110:7 With yellow blossoms.

110:8 As stated in Fravardin Yt. 61.

110:9 See Chap. II, 115.

110:10 The western region, as Savah is the eastern one (see Chap. XVI, 10).

111:1 A prodigious monster of benevolent character, described in Bd. XIX, 1-12; possibly some local divinity.

111:2 L19 has 'stands,' as is also slated in Yas. XLI, 28.

111:3 See Chap. XLIV, 15.

111:4 L19 adds 'and pollution.'

111:5 The white Hôm or Gôkarn, the tree of immortality (see Bd. XVIII, 1, XXVIII 4). It is 'the preparer of the dead,' because the elixir of immortality is expected to be prepared from it at the, resurrection (see Bd. XXX, 25).

111:6 Those who watch over the sea Vouru-kasha (see Fravardin Yt. 59)

111:7 Ten such fish, of enormous size and intense watchfulness, are said to be employed to protect the Gôkarn from a lizard or frog sent by Aharman to injure it (see Bd. XVIII, 2-6).

111:8 See Chap. XLIV, 35 n.

111:9 See Chap. XXVII, 40.

111:10 L19 Omits these four words.

112:1 L19 has 'and those innumerable noxious creatures do not utterly perish.'

112:2 The Sênô-mûrûv (Av. saênô mereghô) or Simurgh, a mythic flying creature said to suckle its young and to be of three natures like the bat (see Bd. XIV, 11, 24, XIX, 18).

112:3 L19 has 'of all seeds.' This tree, from which all wild plants are supposed to spring, is said to grow in the sea near the Gôkarn tree, and also in Aîrân-vêgô (see Bd. IX, 5, 6, XVIII, 9, XXVII, 2, XXIX, 5).

112:4 The chief of mythic birds next to the Sênô-mûrûv; he is said to defend Irân from invasion by occasionally picking up foreign districts like grains of corn (see Bd. XIX, 15, XXIV, 29).

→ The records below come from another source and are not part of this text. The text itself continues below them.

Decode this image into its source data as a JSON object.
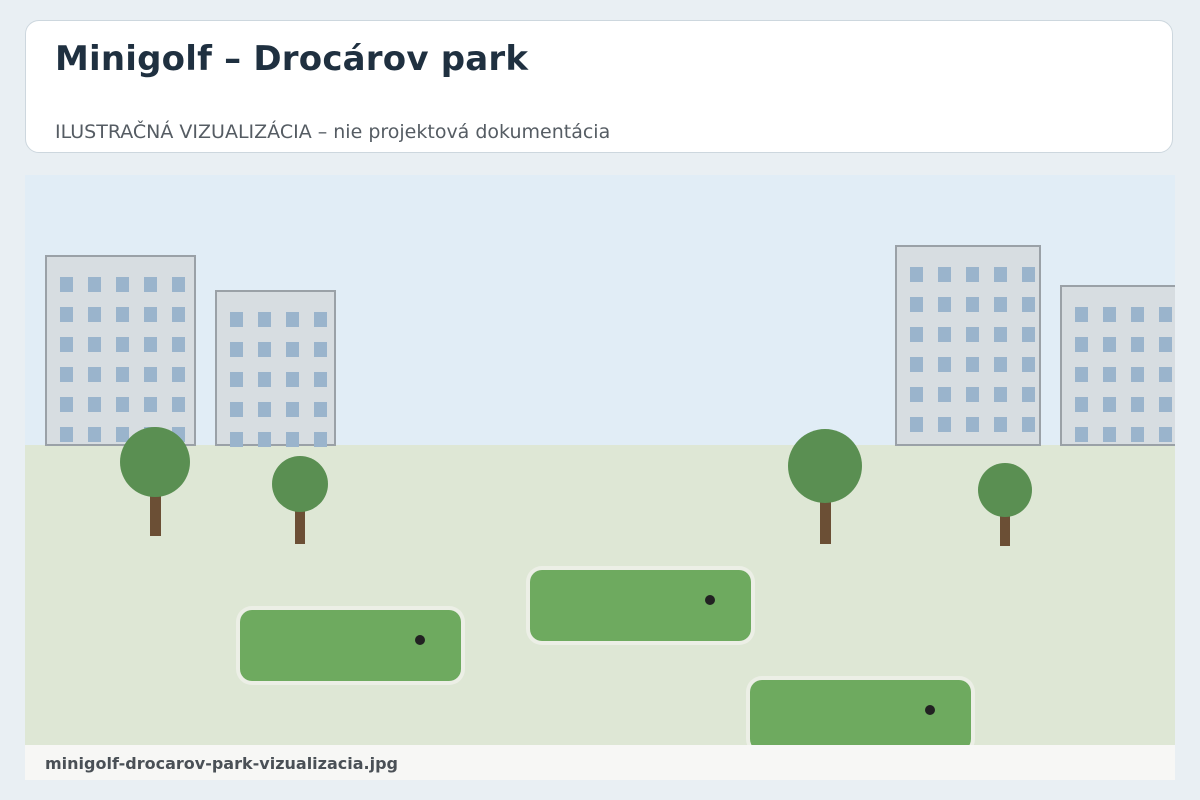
{
  "header": {
    "title": "Minigolf – Drocárov park",
    "subtitle": "ILUSTRAČNÁ VIZUALIZÁCIA – nie projektová dokumentácia"
  },
  "image": {
    "caption": "minigolf-drocarov-park-vizualizacia.jpg"
  },
  "colors": {
    "page_background": "#e9eff3",
    "sky": "#e1edf6",
    "grass": "#dee7d5",
    "building": "#d7dde1",
    "building_outline": "#9aa1a7",
    "window": "#9ab4cc",
    "tree_crown": "#5a8f52",
    "tree_trunk": "#6b4f35",
    "green": "#6eaa5f",
    "hole": "#222222",
    "title_text": "#1f3040"
  },
  "scene": {
    "building_count": 4,
    "tree_count": 4,
    "putting_green_count": 3
  }
}
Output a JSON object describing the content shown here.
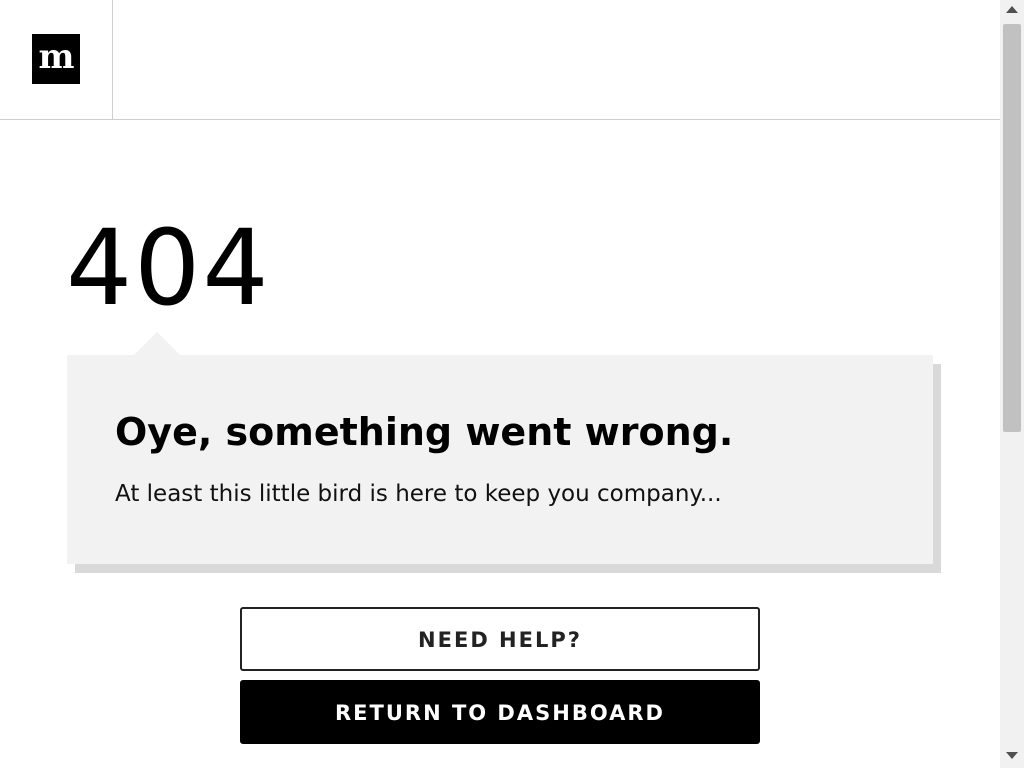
{
  "header": {
    "logo_text": "m",
    "logo_icon": "brand-logo-icon"
  },
  "error": {
    "code": "404",
    "title": "Oye, something went wrong.",
    "message": "At least this little bird is here to keep you company..."
  },
  "actions": {
    "help_label": "NEED HELP?",
    "dashboard_label": "RETURN TO DASHBOARD"
  },
  "scrollbar": {
    "position": 0.0
  },
  "colors": {
    "card_background": "#f2f2f2",
    "primary_button": "#000000"
  }
}
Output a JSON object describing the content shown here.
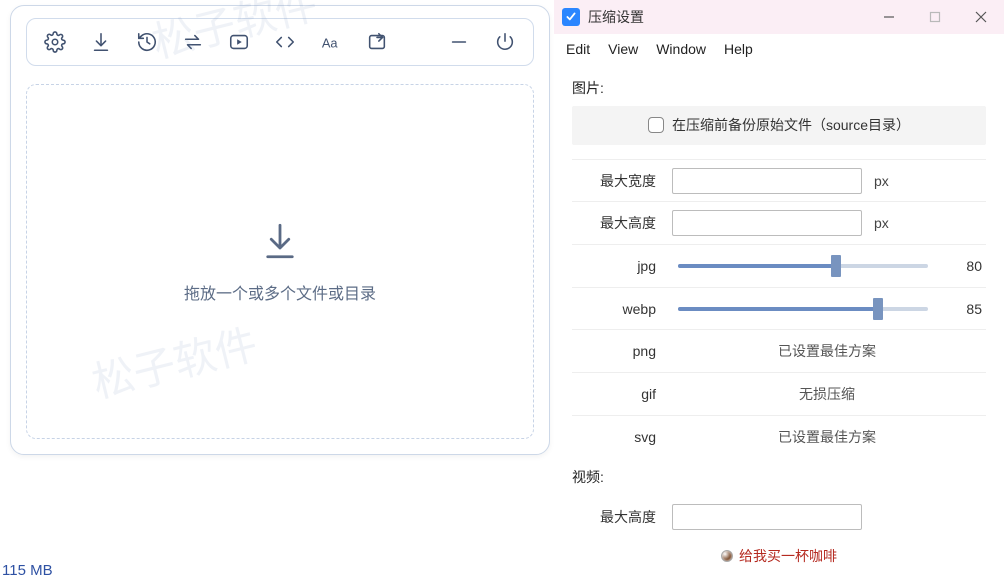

112:5 The angel who personifies the star Tîstar (Sirius, see Chap. XLIX, 5, 6), after a conflict with the demons of drought and thunder (see Bd. VII, 1-13), pours down rain from the cloud, in which he had brought the water from the sea.

112:6 Originally, the archangel Amerodad (see Chap. II, 34) is said p. 113 to have mingled the plants with the rain (see Bd. IX, 2); but afterwards this was done by the mythic bird (see Bd. XXVII, 3). This legend was evidently intended to account for the rapid appearance of wild plants after rain in dry climates, where all traces of vegetation often disappear during the summer droughts.

Next: Chapter LXIII